School nurses work with students who have disabilities (contributing to 504 plans and individualized education plans), educate students about healthy eating, promote tobacco education, and help students with chronic diseases better understand their conditions.
The most important part of a school nurse's job is care coordination, Mattey said. "The school nurse is working with everyone impacting a child's life, from educators to providers and parents."
"I have found school nursing more challenging and rewarding than my years in acute care in pediatric nursing and PICU," said Clark.
What are the Solutions?
The state of Oregon is looking in to numerous outlets for alternative methods to fund school nursing services. Suggestions include a $5 vehicle registration fee, taxing soda, accessing electronic health records in school, bringing in community health workers and creating a center for school-based health services.

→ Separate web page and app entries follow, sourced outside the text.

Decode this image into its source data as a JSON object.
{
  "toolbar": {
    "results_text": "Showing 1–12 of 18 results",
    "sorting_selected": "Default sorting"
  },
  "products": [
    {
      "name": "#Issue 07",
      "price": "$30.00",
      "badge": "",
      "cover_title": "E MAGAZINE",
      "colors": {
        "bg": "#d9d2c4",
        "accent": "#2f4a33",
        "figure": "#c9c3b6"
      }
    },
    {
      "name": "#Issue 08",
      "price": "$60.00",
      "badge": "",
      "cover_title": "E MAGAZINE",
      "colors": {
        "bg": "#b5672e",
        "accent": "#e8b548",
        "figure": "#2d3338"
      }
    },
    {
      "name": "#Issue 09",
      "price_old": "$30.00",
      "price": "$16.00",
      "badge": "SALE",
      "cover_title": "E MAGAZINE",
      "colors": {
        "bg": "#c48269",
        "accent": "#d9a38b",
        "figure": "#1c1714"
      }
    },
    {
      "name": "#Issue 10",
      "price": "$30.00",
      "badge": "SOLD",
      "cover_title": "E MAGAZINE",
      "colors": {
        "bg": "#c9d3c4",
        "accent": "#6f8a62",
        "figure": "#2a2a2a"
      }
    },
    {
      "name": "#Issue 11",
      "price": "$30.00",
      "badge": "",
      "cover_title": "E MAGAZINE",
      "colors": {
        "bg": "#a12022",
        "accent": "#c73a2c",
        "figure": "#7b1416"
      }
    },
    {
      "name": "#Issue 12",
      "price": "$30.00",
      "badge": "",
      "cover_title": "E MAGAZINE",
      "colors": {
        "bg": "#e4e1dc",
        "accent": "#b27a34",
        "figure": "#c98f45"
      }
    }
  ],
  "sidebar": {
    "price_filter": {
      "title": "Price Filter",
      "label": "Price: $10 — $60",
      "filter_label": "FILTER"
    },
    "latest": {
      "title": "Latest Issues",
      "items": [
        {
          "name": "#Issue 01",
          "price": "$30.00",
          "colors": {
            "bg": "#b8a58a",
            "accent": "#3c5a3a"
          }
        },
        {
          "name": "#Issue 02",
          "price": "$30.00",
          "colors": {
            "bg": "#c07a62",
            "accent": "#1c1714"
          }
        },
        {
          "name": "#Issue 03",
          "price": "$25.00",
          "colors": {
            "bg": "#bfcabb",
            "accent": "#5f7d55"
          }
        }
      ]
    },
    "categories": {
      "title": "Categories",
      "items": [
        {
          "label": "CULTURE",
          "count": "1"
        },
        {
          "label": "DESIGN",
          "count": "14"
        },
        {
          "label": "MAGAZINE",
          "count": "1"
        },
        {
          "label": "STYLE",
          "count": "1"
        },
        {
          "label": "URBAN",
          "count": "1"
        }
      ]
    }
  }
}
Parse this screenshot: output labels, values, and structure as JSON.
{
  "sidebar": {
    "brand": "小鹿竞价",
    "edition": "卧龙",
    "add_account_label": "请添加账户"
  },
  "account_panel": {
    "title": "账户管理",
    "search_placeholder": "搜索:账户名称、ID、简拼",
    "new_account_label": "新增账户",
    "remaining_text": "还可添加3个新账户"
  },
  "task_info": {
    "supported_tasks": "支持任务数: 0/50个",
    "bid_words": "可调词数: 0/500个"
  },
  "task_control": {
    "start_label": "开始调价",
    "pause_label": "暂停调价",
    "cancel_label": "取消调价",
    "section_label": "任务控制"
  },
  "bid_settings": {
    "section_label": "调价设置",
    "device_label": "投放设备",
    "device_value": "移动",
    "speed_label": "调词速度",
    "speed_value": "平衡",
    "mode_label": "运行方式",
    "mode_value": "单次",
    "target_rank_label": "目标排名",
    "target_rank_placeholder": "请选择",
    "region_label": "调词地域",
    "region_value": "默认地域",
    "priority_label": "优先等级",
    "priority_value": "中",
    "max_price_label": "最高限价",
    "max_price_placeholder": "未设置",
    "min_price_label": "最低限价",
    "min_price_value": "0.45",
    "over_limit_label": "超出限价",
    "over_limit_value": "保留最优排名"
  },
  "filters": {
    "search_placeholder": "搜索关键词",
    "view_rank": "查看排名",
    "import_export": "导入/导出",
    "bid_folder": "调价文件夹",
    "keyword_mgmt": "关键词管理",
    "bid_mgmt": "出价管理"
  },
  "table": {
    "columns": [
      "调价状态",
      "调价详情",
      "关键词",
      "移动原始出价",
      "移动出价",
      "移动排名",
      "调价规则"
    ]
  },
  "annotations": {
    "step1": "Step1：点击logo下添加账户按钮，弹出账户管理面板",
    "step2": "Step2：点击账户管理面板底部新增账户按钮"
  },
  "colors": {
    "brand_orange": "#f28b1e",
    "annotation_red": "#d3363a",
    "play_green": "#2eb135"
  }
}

Guilford County in North Carolina, where the school nurse-to-student ratio is 1 to 2,219, is looking into hiring certified nursing assistants to be in schools when a school nurse cannot.
In Clark's home state of Colorado, the revenue schools generate is returned, used for school health services. "In 2014-15, $5.9 million were used to support school nurse salaries, according to the Colorado Department of Education School Medicaid annual report," she said.
SEE ALSO: 5 Health and Safety Hazards at School
Medicaid is another outlet for schools to gain funds. "Often the funding [from Medicaid] either goes into the state's general fund or the school district's general fund to be used for other priorities," said Clark. "There is hope that more funding will be available in the future. Centers for Medicare and Medicaid Services released a letter stating that Free Care did not apply to schools, therefore opening the door for states to increase their school Medicaid revenue."
California and New Jersey are among the states already pursing this option.
Additionally, allying with hospitals is another way for schools to fund their school nursing program. A nurse knows when a child needs to visit an emergency room or when a child can heal without a visit, whereas teachers and parents may not. The school nurse is the key contact between providers and parents.
"The school nurse has a broad role in the school setting and recognizes the whole child and the factors that influence health and learning," Mattey said. "The problem is in schools that don't have nurses at all. Who's handling those children's needs?"
Autumn Heisler is a staff writer. Contact her at email@example.com.
1. Kids Count Data Center. Children Who Have One or More Emotional, Behavioral, or Developmental Conditions.http://datacenter.kidscount.org/data/tables/6031-children-who-have-one-or-more-emotional-behavioral-or-developmental-conditions
2. National Center for Health Statistics. Food allergy among US children: Trends in prevalence and hospitalizations. http://www.cdc.gov/nchs/data/databriefs/db10.pdf
3. Asthma and Allergy Foundation of America. Asthma Facts and Figures. http://www.aafa.org/page/asthma-facts.aspx
4. Oregon Health Authority. Task Force on School Nursing. https://public.health.oregon.gov/HealthyPeopleFamilies/Youth/HealthSchool/Pages/Task-Force-on-School-Nursing.aspx
5. North Carolina Public Health. About Us: School Nurses. https://www2.ncdhhs.gov/dph/wch/aboutus/schoolnurses.htm
6. The American Federation of Teachers. Building Strong Children: Why We Need Nurses in Schools. http://www.aft.org/ae/spring2016/maughan
7. National Center for Biotechnology Information. School-based Health Centers in an Era of Health Care Reform: Building on History. http://www.ncbi.nlm.nih.gov/pmc/articles/PMC3770486/